• Goal of the exercise: Down to the final line, write out the data below exactly.

• Provided data:

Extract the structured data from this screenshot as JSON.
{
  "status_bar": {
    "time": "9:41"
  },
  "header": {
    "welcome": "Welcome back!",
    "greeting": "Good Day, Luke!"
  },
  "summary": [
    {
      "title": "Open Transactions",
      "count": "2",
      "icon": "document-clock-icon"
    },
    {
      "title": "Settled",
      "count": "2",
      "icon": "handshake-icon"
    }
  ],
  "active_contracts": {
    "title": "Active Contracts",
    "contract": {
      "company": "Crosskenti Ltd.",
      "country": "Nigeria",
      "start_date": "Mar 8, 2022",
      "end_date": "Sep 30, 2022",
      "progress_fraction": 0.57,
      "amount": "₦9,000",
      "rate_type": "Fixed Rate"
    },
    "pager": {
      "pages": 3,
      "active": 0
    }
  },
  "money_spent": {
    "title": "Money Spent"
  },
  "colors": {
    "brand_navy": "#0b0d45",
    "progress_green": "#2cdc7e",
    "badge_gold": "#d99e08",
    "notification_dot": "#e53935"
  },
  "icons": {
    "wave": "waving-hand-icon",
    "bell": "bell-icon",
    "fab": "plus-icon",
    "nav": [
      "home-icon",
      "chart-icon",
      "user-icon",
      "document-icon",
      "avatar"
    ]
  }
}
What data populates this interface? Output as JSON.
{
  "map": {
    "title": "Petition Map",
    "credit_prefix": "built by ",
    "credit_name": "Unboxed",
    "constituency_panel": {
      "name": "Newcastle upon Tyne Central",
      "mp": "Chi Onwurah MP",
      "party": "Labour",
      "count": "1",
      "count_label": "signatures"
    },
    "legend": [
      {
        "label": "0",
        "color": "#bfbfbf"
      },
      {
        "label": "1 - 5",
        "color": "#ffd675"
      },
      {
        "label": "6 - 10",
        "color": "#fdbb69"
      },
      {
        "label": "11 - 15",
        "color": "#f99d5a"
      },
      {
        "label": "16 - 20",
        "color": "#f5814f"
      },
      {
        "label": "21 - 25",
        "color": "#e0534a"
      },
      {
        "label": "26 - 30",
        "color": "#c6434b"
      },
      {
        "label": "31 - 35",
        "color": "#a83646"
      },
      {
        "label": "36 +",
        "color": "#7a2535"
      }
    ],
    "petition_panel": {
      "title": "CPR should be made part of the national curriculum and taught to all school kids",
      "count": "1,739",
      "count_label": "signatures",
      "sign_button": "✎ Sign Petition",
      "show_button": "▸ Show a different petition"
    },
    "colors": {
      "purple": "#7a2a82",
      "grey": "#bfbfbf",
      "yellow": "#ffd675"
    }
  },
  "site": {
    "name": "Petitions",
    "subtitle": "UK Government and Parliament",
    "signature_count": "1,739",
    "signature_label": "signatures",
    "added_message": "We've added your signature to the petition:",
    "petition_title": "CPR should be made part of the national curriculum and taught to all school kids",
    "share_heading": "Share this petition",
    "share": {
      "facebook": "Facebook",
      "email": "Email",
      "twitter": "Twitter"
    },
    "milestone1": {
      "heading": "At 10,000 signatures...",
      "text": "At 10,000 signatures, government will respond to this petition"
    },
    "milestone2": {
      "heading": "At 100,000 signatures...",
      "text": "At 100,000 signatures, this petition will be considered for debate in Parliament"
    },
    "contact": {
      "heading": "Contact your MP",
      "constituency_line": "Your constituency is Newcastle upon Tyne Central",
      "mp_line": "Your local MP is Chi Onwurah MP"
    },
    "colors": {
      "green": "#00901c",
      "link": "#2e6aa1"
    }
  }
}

• Response to this exercise:
Extract the structured data from this screenshot as JSON.
{
  "status_bar": {
    "time": "9:41"
  },
  "header": {
    "welcome": "Welcome back!",
    "greeting": "Good Day, Luke!"
  },
  "summary": [
    {
      "title": "Open Transactions",
      "count": "2",
      "icon": "document-clock-icon"
    },
    {
      "title": "Settled",
      "count": "2",
      "icon": "handshake-icon"
    }
  ],
  "active_contracts": {
    "title": "Active Contracts",
    "contract": {
      "company": "Crosskenti Ltd.",
      "country": "Nigeria",
      "start_date": "Mar 8, 2022",
      "end_date": "Sep 30, 2022",
      "progress_fraction": 0.57,
      "amount": "₦9,000",
      "rate_type": "Fixed Rate"
    },
    "pager": {
      "pages": 3,
      "active": 0
    }
  },
  "money_spent": {
    "title": "Money Spent"
  },
  "colors": {
    "brand_navy": "#0b0d45",
    "progress_green": "#2cdc7e",
    "badge_gold": "#d99e08",
    "notification_dot": "#e53935"
  },
  "icons": {
    "wave": "waving-hand-icon",
    "bell": "bell-icon",
    "fab": "plus-icon",
    "nav": [
      "home-icon",
      "chart-icon",
      "user-icon",
      "document-icon",
      "avatar"
    ]
  }
}
What data populates this interface? Output as JSON.
{
  "map": {
    "title": "Petition Map",
    "credit_prefix": "built by ",
    "credit_name": "Unboxed",
    "constituency_panel": {
      "name": "Newcastle upon Tyne Central",
      "mp": "Chi Onwurah MP",
      "party": "Labour",
      "count": "1",
      "count_label": "signatures"
    },
    "legend": [
      {
        "label": "0",
        "color": "#bfbfbf"
      },
      {
        "label": "1 - 5",
        "color": "#ffd675"
      },
      {
        "label": "6 - 10",
        "color": "#fdbb69"
      },
      {
        "label": "11 - 15",
        "color": "#f99d5a"
      },
      {
        "label": "16 - 20",
        "color": "#f5814f"
      },
      {
        "label": "21 - 25",
        "color": "#e0534a"
      },
      {
        "label": "26 - 30",
        "color": "#c6434b"
      },
      {
        "label": "31 - 35",
        "color": "#a83646"
      },
      {
        "label": "36 +",
        "color": "#7a2535"
      }
    ],
    "petition_panel": {
      "title": "CPR should be made part of the national curriculum and taught to all school kids",
      "count": "1,739",
      "count_label": "signatures",
      "sign_button": "✎ Sign Petition",
      "show_button": "▸ Show a different petition"
    },
    "colors": {
      "purple": "#7a2a82",
      "grey": "#bfbfbf",
      "yellow": "#ffd675"
    }
  },
  "site": {
    "name": "Petitions",
    "subtitle": "UK Government and Parliament",
    "signature_count": "1,739",
    "signature_label": "signatures",
    "added_message": "We've added your signature to the petition:",
    "petition_title": "CPR should be made part of the national curriculum and taught to all school kids",
    "share_heading": "Share this petition",
    "share": {
      "facebook": "Facebook",
      "email": "Email",
      "twitter": "Twitter"
    },
    "milestone1": {
      "heading": "At 10,000 signatures...",
      "text": "At 10,000 signatures, government will respond to this petition"
    },
    "milestone2": {
      "heading": "At 100,000 signatures...",
      "text": "At 100,000 signatures, this petition will be considered for debate in Parliament"
    },
    "contact": {
      "heading": "Contact your MP",
      "constituency_line": "Your constituency is Newcastle upon Tyne Central",
      "mp_line": "Your local MP is Chi Onwurah MP"
    },
    "colors": {
      "green": "#00901c",
      "link": "#2e6aa1"
    }
  }
}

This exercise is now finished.